breaking news top stories world news politics conservative liberal news fox news fake news economic news socio political government news updates political blogs editorials illegal immigrant racism terrorism trump trump biden obama clinton investigation russia china congress scandal fbi nas cia doj intelligence science news election news worldwide news invasion migrants republicans CDC WHO democrats, schumer pelosi cortez harris Ilhan omar tlaib Covid-19 pandemic convention mail in voting riots
theodore M I R A L D I mpa ... editor, publisher, writer
Sunday, September 30, 2018
Conservative STUDENT LOAN IDEAS Work
This, not immigration or taxes, is how the GOP can win over Millennial voters.
As students arrive on campus this fall, political controversies such as speaker disinvitations, protests, riots, and professor bias will come to dominate conservative media. But while rallies and far-right guest speakers can certainly stir up controversy, conservative students should set aside those tactics. Instead they should reach out to politically liberal and neutral college students by offering conservative solutions to the problem that concerns them the most: high tuition.
There are plenty of students open to persuasion on this subject. Last year, the University of California, Los Angeles released a study on the political viewpoints of college freshman and found that 35 percent identify as liberal or far-left, and 22 percent identify as conservative or far-right.
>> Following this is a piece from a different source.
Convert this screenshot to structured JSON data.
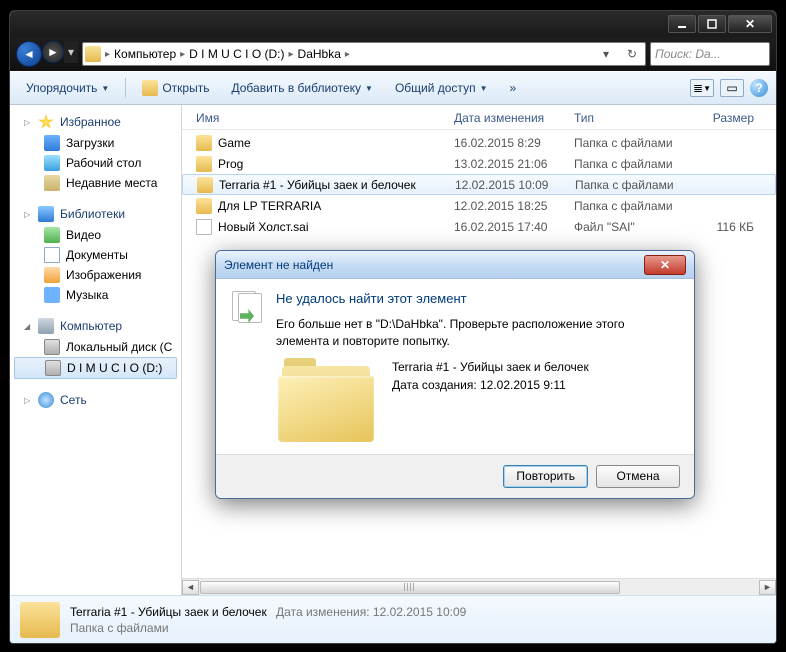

That difference in itself is not encouraging for Republicans, but it’s also true that more new students identified as neutral (42 percent) than with either political extreme. Given that young people as a whole have fairly liberal social attitudes, it makes sense to introduce them to a conservatism of ideas that will practically improve their lives.
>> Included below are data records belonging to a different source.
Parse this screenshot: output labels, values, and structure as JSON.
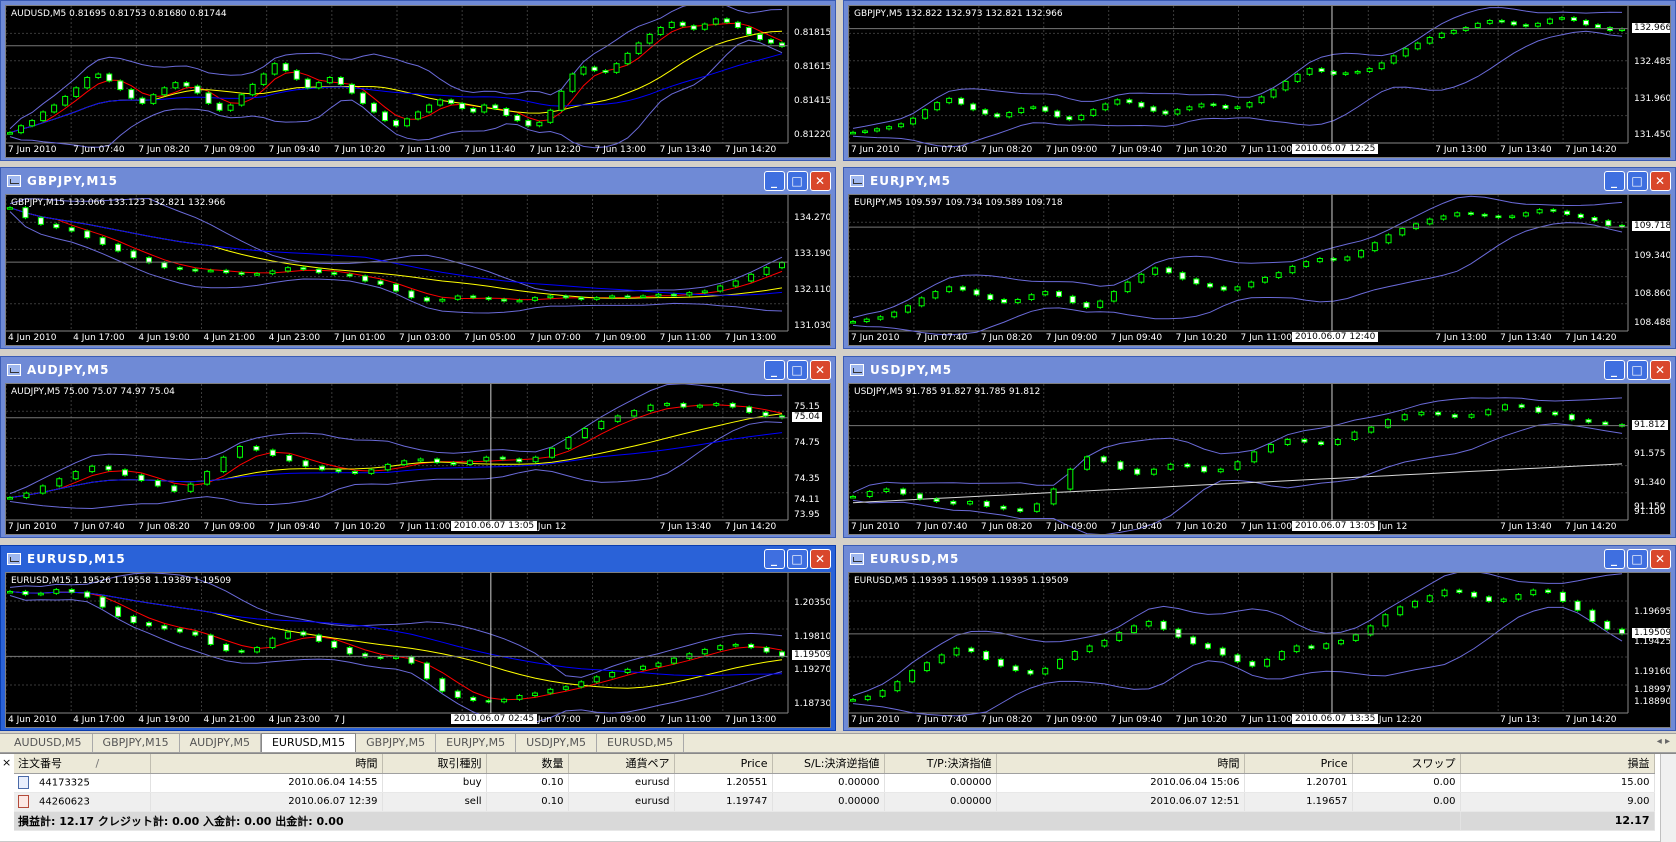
{
  "windows": [
    {
      "id": "w1",
      "title": "",
      "has_titlebar": false,
      "active": false,
      "ohlc": "AUDUSD,M5  0.81695 0.81753 0.81680 0.81744",
      "x_labels": [
        "7 Jun 2010",
        "7 Jun 07:40",
        "7 Jun 08:20",
        "7 Jun 09:00",
        "7 Jun 09:40",
        "7 Jun 10:20",
        "7 Jun 11:00",
        "7 Jun 11:40",
        "7 Jun 12:20",
        "7 Jun 13:00",
        "7 Jun 13:40",
        "7 Jun 14:20"
      ],
      "y_labels": [
        "0.81815",
        "0.81615",
        "0.81415",
        "0.81220"
      ],
      "price_tag": "0.81744",
      "cursor_label": "",
      "series": [
        0.8124,
        0.8128,
        0.8131,
        0.8136,
        0.814,
        0.8145,
        0.815,
        0.8156,
        0.8158,
        0.8154,
        0.8149,
        0.8144,
        0.8141,
        0.8146,
        0.815,
        0.8153,
        0.8151,
        0.8147,
        0.8141,
        0.8137,
        0.814,
        0.8146,
        0.8152,
        0.8158,
        0.8164,
        0.816,
        0.8155,
        0.815,
        0.8153,
        0.8156,
        0.8152,
        0.8147,
        0.8141,
        0.8136,
        0.8131,
        0.8128,
        0.8132,
        0.8136,
        0.814,
        0.8143,
        0.8141,
        0.8138,
        0.8136,
        0.814,
        0.8138,
        0.8134,
        0.8131,
        0.8128,
        0.813,
        0.8137,
        0.8148,
        0.8158,
        0.8162,
        0.816,
        0.8159,
        0.8164,
        0.817,
        0.8176,
        0.8181,
        0.8185,
        0.8188,
        0.8186,
        0.8184,
        0.8187,
        0.819,
        0.8188,
        0.8185,
        0.8181,
        0.8178,
        0.8176,
        0.8174
      ],
      "ylim": [
        0.8118,
        0.8194
      ]
    },
    {
      "id": "w2",
      "title": "",
      "has_titlebar": false,
      "active": false,
      "ohlc": "GBPJPY,M5  132.822 132.973 132.821 132.966",
      "x_labels": [
        "7 Jun 2010",
        "7 Jun 07:40",
        "7 Jun 08:20",
        "7 Jun 09:00",
        "7 Jun 09:40",
        "7 Jun 10:20",
        "7 Jun 11:00",
        "7 Jun 11",
        "",
        "7 Jun 13:00",
        "7 Jun 13:40",
        "7 Jun 14:20"
      ],
      "y_labels": [
        "132.966",
        "132.485",
        "131.960",
        "131.450"
      ],
      "price_tag": "132.966",
      "cursor_label": "2010.06.07 12:25",
      "series": [
        131.5,
        131.52,
        131.55,
        131.58,
        131.62,
        131.7,
        131.82,
        131.92,
        131.98,
        131.9,
        131.82,
        131.76,
        131.72,
        131.78,
        131.84,
        131.86,
        131.8,
        131.72,
        131.68,
        131.74,
        131.82,
        131.9,
        131.96,
        131.92,
        131.86,
        131.8,
        131.76,
        131.82,
        131.86,
        131.9,
        131.88,
        131.84,
        131.86,
        131.92,
        132.0,
        132.1,
        132.22,
        132.32,
        132.4,
        132.36,
        132.32,
        132.34,
        132.36,
        132.4,
        132.48,
        132.58,
        132.68,
        132.76,
        132.84,
        132.9,
        132.94,
        132.98,
        133.04,
        133.08,
        133.06,
        133.02,
        133.0,
        133.04,
        133.1,
        133.12,
        133.08,
        133.02,
        132.98,
        132.94,
        132.96
      ],
      "ylim": [
        131.35,
        133.2
      ]
    },
    {
      "id": "w3",
      "title": "GBPJPY,M15",
      "has_titlebar": true,
      "active": false,
      "ohlc": "GBPJPY,M15  133.066 133.123 132.821 132.966",
      "x_labels": [
        "4 Jun 2010",
        "4 Jun 17:00",
        "4 Jun 19:00",
        "4 Jun 21:00",
        "4 Jun 23:00",
        "7 Jun 01:00",
        "7 Jun 03:00",
        "7 Jun 05:00",
        "7 Jun 07:00",
        "7 Jun 09:00",
        "7 Jun 11:00",
        "7 Jun 13:00"
      ],
      "y_labels": [
        "134.270",
        "133.190",
        "132.110",
        "131.030"
      ],
      "price_tag": "132.966",
      "cursor_label": "",
      "series": [
        134.6,
        134.3,
        134.1,
        134.0,
        133.9,
        133.7,
        133.5,
        133.3,
        133.1,
        132.95,
        132.8,
        132.75,
        132.7,
        132.72,
        132.65,
        132.6,
        132.62,
        132.7,
        132.8,
        132.75,
        132.65,
        132.6,
        132.55,
        132.4,
        132.3,
        132.1,
        131.9,
        131.8,
        131.85,
        131.95,
        131.9,
        131.85,
        131.8,
        131.82,
        131.9,
        131.95,
        131.9,
        131.85,
        131.9,
        131.95,
        131.92,
        131.95,
        132.0,
        131.98,
        132.05,
        132.1,
        132.25,
        132.4,
        132.6,
        132.8,
        132.95
      ],
      "ylim": [
        130.9,
        134.8
      ]
    },
    {
      "id": "w4",
      "title": "EURJPY,M5",
      "has_titlebar": true,
      "active": false,
      "ohlc": "EURJPY,M5  109.597 109.734 109.589 109.718",
      "x_labels": [
        "7 Jun 2010",
        "7 Jun 07:40",
        "7 Jun 08:20",
        "7 Jun 09:00",
        "7 Jun 09:40",
        "7 Jun 10:20",
        "7 Jun 11:00",
        "7 Jun 11:40",
        "",
        "7 Jun 13:00",
        "7 Jun 13:40",
        "7 Jun 14:20"
      ],
      "y_labels": [
        "109.718",
        "109.340",
        "108.860",
        "108.488"
      ],
      "price_tag": "109.718",
      "cursor_label": "2010.06.07 12:40",
      "series": [
        108.52,
        108.55,
        108.58,
        108.64,
        108.72,
        108.82,
        108.9,
        108.96,
        108.92,
        108.86,
        108.8,
        108.76,
        108.8,
        108.86,
        108.9,
        108.84,
        108.76,
        108.7,
        108.78,
        108.9,
        109.02,
        109.12,
        109.2,
        109.14,
        109.06,
        109.0,
        108.96,
        108.92,
        108.96,
        109.02,
        109.08,
        109.14,
        109.22,
        109.28,
        109.32,
        109.3,
        109.34,
        109.42,
        109.52,
        109.62,
        109.7,
        109.76,
        109.82,
        109.86,
        109.9,
        109.88,
        109.86,
        109.84,
        109.86,
        109.9,
        109.94,
        109.92,
        109.88,
        109.84,
        109.8,
        109.74,
        109.72
      ],
      "ylim": [
        108.4,
        110.05
      ]
    },
    {
      "id": "w5",
      "title": "AUDJPY,M5",
      "has_titlebar": true,
      "active": false,
      "ohlc": "AUDJPY,M5  75.00 75.07 74.97 75.04",
      "x_labels": [
        "7 Jun 2010",
        "7 Jun 07:40",
        "7 Jun 08:20",
        "7 Jun 09:00",
        "7 Jun 09:40",
        "7 Jun 10:20",
        "7 Jun 11:00",
        "7 Jun 11:40",
        "7 Jun 12",
        "",
        "7 Jun 13:40",
        "7 Jun 14:20"
      ],
      "y_labels": [
        "75.15",
        "75.04",
        "74.75",
        "74.35",
        "74.11",
        "73.95"
      ],
      "price_tag": "75.04",
      "cursor_label": "2010.06.07 13:05",
      "series": [
        74.15,
        74.2,
        74.28,
        74.36,
        74.44,
        74.5,
        74.46,
        74.4,
        74.34,
        74.28,
        74.22,
        74.3,
        74.44,
        74.6,
        74.72,
        74.68,
        74.62,
        74.56,
        74.5,
        74.46,
        74.44,
        74.42,
        74.46,
        74.52,
        74.56,
        74.58,
        74.54,
        74.52,
        74.56,
        74.6,
        74.58,
        74.55,
        74.6,
        74.7,
        74.82,
        74.92,
        75.0,
        75.06,
        75.12,
        75.18,
        75.2,
        75.16,
        75.18,
        75.2,
        75.16,
        75.1,
        75.06,
        75.04
      ],
      "ylim": [
        73.9,
        75.35
      ]
    },
    {
      "id": "w6",
      "title": "USDJPY,M5",
      "has_titlebar": true,
      "active": false,
      "ohlc": "USDJPY,M5  91.785 91.827 91.785 91.812",
      "x_labels": [
        "7 Jun 2010",
        "7 Jun 07:40",
        "7 Jun 08:20",
        "7 Jun 09:00",
        "7 Jun 09:40",
        "7 Jun 10:20",
        "7 Jun 11:00",
        "7 Jun 11:40",
        "7 Jun 12",
        "",
        "7 Jun 13:40",
        "7 Jun 14:20"
      ],
      "y_labels": [
        "91.812",
        "91.575",
        "91.340",
        "91.150",
        "91.105"
      ],
      "price_tag": "91.812",
      "cursor_label": "2010.06.07 13:05",
      "series": [
        91.24,
        91.28,
        91.3,
        91.26,
        91.22,
        91.2,
        91.18,
        91.2,
        91.16,
        91.14,
        91.12,
        91.18,
        91.3,
        91.46,
        91.56,
        91.52,
        91.46,
        91.42,
        91.46,
        91.5,
        91.48,
        91.44,
        91.46,
        91.52,
        91.6,
        91.66,
        91.7,
        91.68,
        91.66,
        91.7,
        91.76,
        91.8,
        91.86,
        91.9,
        91.92,
        91.9,
        91.88,
        91.9,
        91.94,
        91.98,
        91.96,
        91.92,
        91.9,
        91.86,
        91.84,
        91.82,
        91.81
      ],
      "ylim": [
        91.05,
        92.1
      ]
    },
    {
      "id": "w7",
      "title": "EURUSD,M15",
      "has_titlebar": true,
      "active": true,
      "ohlc": "EURUSD,M15  1.19526 1.19558 1.19389 1.19509",
      "x_labels": [
        "4 Jun 2010",
        "4 Jun 17:00",
        "4 Jun 19:00",
        "4 Jun 21:00",
        "4 Jun 23:00",
        "7 J",
        "",
        "7 Jun 05:00",
        "7 Jun 07:00",
        "7 Jun 09:00",
        "7 Jun 11:00",
        "7 Jun 13:00"
      ],
      "y_labels": [
        "1.20350",
        "1.19810",
        "1.19509",
        "1.19270",
        "1.18730"
      ],
      "price_tag": "1.19509",
      "cursor_label": "2010.06.07 02:45",
      "series": [
        1.2055,
        1.205,
        1.2052,
        1.2058,
        1.2054,
        1.2046,
        1.203,
        1.2015,
        1.2005,
        1.2,
        1.1995,
        1.199,
        1.1985,
        1.197,
        1.196,
        1.1958,
        1.1965,
        1.198,
        1.199,
        1.1985,
        1.1975,
        1.1965,
        1.1955,
        1.195,
        1.1948,
        1.195,
        1.194,
        1.1915,
        1.1895,
        1.1885,
        1.188,
        1.1878,
        1.1882,
        1.1888,
        1.1892,
        1.1898,
        1.1902,
        1.191,
        1.1918,
        1.1925,
        1.193,
        1.1935,
        1.194,
        1.1948,
        1.1955,
        1.1962,
        1.1968,
        1.197,
        1.1965,
        1.1958,
        1.1951
      ],
      "ylim": [
        1.186,
        1.2075
      ]
    },
    {
      "id": "w8",
      "title": "EURUSD,M5",
      "has_titlebar": true,
      "active": false,
      "ohlc": "EURUSD,M5  1.19395 1.19509 1.19395 1.19509",
      "x_labels": [
        "7 Jun 2010",
        "7 Jun 07:40",
        "7 Jun 08:20",
        "7 Jun 09:00",
        "7 Jun 09:40",
        "7 Jun 10:20",
        "7 Jun 11:00",
        "7 Jun 11:40",
        "7 Jun 12:20",
        "",
        "7 Jun 13:",
        "7 Jun 14:20"
      ],
      "y_labels": [
        "1.19695",
        "1.19509",
        "1.19425",
        "1.19160",
        "1.18997",
        "1.18890"
      ],
      "price_tag": "1.19509",
      "cursor_label": "2010.06.07 13:35",
      "series": [
        1.1892,
        1.1895,
        1.19,
        1.1908,
        1.1918,
        1.1925,
        1.1932,
        1.1938,
        1.1935,
        1.1928,
        1.1922,
        1.1918,
        1.1915,
        1.192,
        1.1928,
        1.1935,
        1.194,
        1.1945,
        1.1952,
        1.1958,
        1.1962,
        1.1955,
        1.1948,
        1.1942,
        1.1938,
        1.1932,
        1.1926,
        1.1922,
        1.1928,
        1.1935,
        1.194,
        1.1938,
        1.1942,
        1.1945,
        1.195,
        1.1958,
        1.1968,
        1.1975,
        1.198,
        1.1985,
        1.199,
        1.1988,
        1.1984,
        1.198,
        1.1982,
        1.1986,
        1.199,
        1.1988,
        1.198,
        1.1972,
        1.1962,
        1.1955,
        1.1951
      ],
      "ylim": [
        1.188,
        1.2
      ]
    }
  ],
  "tabs": [
    "AUDUSD,M5",
    "GBPJPY,M15",
    "AUDJPY,M5",
    "EURUSD,M15",
    "GBPJPY,M5",
    "EURJPY,M5",
    "USDJPY,M5",
    "EURUSD,M5"
  ],
  "selected_tab": 3,
  "tab_nav": "◂ ▸",
  "terminal": {
    "columns": [
      "注文番号",
      "時間",
      "取引種別",
      "数量",
      "通貨ペア",
      "Price",
      "S/L:決済逆指値",
      "T/P:決済指値",
      "時間",
      "Price",
      "スワップ",
      "損益"
    ],
    "sort_marker": "/",
    "rows": [
      {
        "type": "buy",
        "cells": [
          "44173325",
          "2010.06.04 14:55",
          "buy",
          "0.10",
          "eurusd",
          "1.20551",
          "0.00000",
          "0.00000",
          "2010.06.04 15:06",
          "1.20701",
          "0.00",
          "15.00"
        ]
      },
      {
        "type": "sell",
        "cells": [
          "44260623",
          "2010.06.07 12:39",
          "sell",
          "0.10",
          "eurusd",
          "1.19747",
          "0.00000",
          "0.00000",
          "2010.06.07 12:51",
          "1.19657",
          "0.00",
          "9.00"
        ]
      }
    ],
    "total_label": "損益計: 12.17  クレジット計: 0.00  入金計: 0.00  出金計: 0.00",
    "total_value": "12.17",
    "close_glyph": "×"
  },
  "colors": {
    "candle": "#00ff00",
    "bb": "#6a6ad8",
    "ma_fast": "#ff0000",
    "ma_slow": "#ffff00",
    "ma_long": "#0000ff",
    "grid": "#3a3a3a",
    "white_line": "#d8d8d8"
  }
}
The image of the Bernie Sanders-loving Millennial college student is an accurate one—after all, more Millennials voted for the democratic socialist senator in the 2016 primaries than for Trump and Clinton combined. But that’s because Sanders focused more on issues that matter to them, like tuition and the burden of studentloans, than the other candidates—Hillary’s asking for an emoji-driven explanation of studentloan debt notwithstanding. The Vermont senator’s solutions might be foolhardy—“free” college would cost over $800 billion and end up benefiting wealthy families the most—but his political savvy is undeniable.
It isn’t enough for conservatives to focus on the flaws of Sanders’ proposals. Pointing them out does not address the problems that led young people to support Sanders in the first place.
College tuition has risen almost 200 percent over the past 20 years, nearly four times faster than inflation. Democrats blame the rise in tuition on lower fundingfrom state governments, which theoretically forces universities to rely on higher tuition to raise revenue. However, lower state funding is not the cause of higher tuition. The American Enterprise Institute found that a dollar less in state government funding for higher education translated to only five cents higher tuition. This shows that colleges respond to lower state-level subsidies by decreasing spending on research and administration, not by raising tuition.
However, the expansion of federal subsidies for studentloans has been a leading cause of tuition increases. In a comprehensive 2017 study, the Federal Reserve Bank of New York found that 60 percent of federal government studentloansubsidies end up raising tuition. In other words, an additional dollar of federal government studentloan subsidies means 60 cents higher tuition and only 40 cents benefits to students.
Further, the money that universities get from that higher tuition has mostly been wasted on hiring administrators—college employees that neither conduct research nor teach courses. Between 1993 and 2009, administrative spending at colleges rose by 60 percent, 10 times as much as faculty spending. This means that colleges have been using higher tuition to expand school bureaucracy, not to increase quality of education. If conservative student activists really want to make the case for small government, there’s no better way than by showing how the federal studentloan subsidy program does more to enrich school administrations than help students.
Fortunately, there’s an excellent model of how to rein in college tuition costs. Former Indiana governor Mitch Daniels became president of Purdue University in 2013. Since then, he has frozen tuition for both in-state and out-of-state attendees, which has been extremely popular: Purdue has seen a 56 percent increase in applications since that change. Daniels made this tuition freeze possible by slashing the university’s operating budget and pioneering the “Degree in 3” program, which allows students to take a heavy course load and graduate in three years, saving tens of thousands of dollars. The former Indiana governor has also expanded options for online and technical education, as well as interest-free financial aid.
Clearly, young people respond well to these ideas. Conservative proposals to improve higher education are popular when implemented, but GOP leaders do not place them center stage, instead choosing to focus on taxes and immigration. Conversely, leading contenders for the Democratic nomination in 2020, such as Senators Elizabeth Warren and Bernie Sanders, have long put the cost of higher education at the center of their political agendas. To a casual observer, the Republican Party does not seem interested in addressing the studentloan crisis.
The GOP can’t win over college students if these students don’t know about its solutions to their problems. Educating the rest of the student body on policies to reduce tuition rates should be the top priority of campus conservatives.